Rory McIlroy: Would be happy to see more stringent drug testing in golf
Rory McIlroy has defended the decision of the PGA Tour to clear Vijay Singh of using a banned substance.
The Fijian admitted earlier this year that he used deer antler spray, which contains small amounts of a growth hormone that was banned by the World Anti-Doping Agency and the PGA Tour.
Singh, who never failed a drugs test, was sanctioned on 19 February, but after he appealed the Tour contacted WADA and said in a statement that: "At that time, WADA clarified that it no longer considers the use of deer antler spray to be prohibited unless a positive test results."
Speaking at a press conference ahead of the Wells Fargo Championship, McIlroy said: "WADA made a decision which said that deer antler spray was no longer on the prohibited list so there isn't really much they can do about it.
"My stance on it is that Vijay didn't know he was doing anything wrong, and if there is no intention there I don't see any reason to unfairly punish him."
McIlroy also insisted he would be happy to undergo regular urine and blood testing similar to those experienced by his girlfriend Caroline Wozniacki on the WTA circuit.
The world No 2 was with Wozniacki in Monaco last month when they were woken at 6am by drugs testers, a situation golfers will have to get used to when the sport falls under Olympic jurisdiction from 2016.
"Most other professional athletes have to fill out a whereabouts form that is three months in advance," McIlroy added. "If we are going to be part of the Olympics it's something we're going to have to do too and I completely don't mind that at all."
PGA Tour commissioner Tim Finchem had earlier conceded the status of deer antler spray was "kind of silly."
He said: "We follow WADA on this stuff.
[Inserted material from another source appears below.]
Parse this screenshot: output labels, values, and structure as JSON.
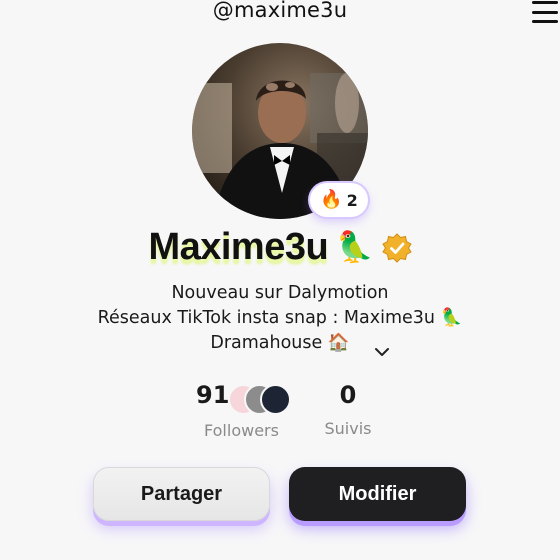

We follow, with a few exceptions, the entire list of substances that are banned. We refer to them and defer to them really on the science of these issues as to what's on the list.
"It's not a violation of the Doping Code for you to use deer antler spray. Now, however, if we get a test and there is a level set and we test for it....but we'll be very aggressive in letting people know when that test comes around."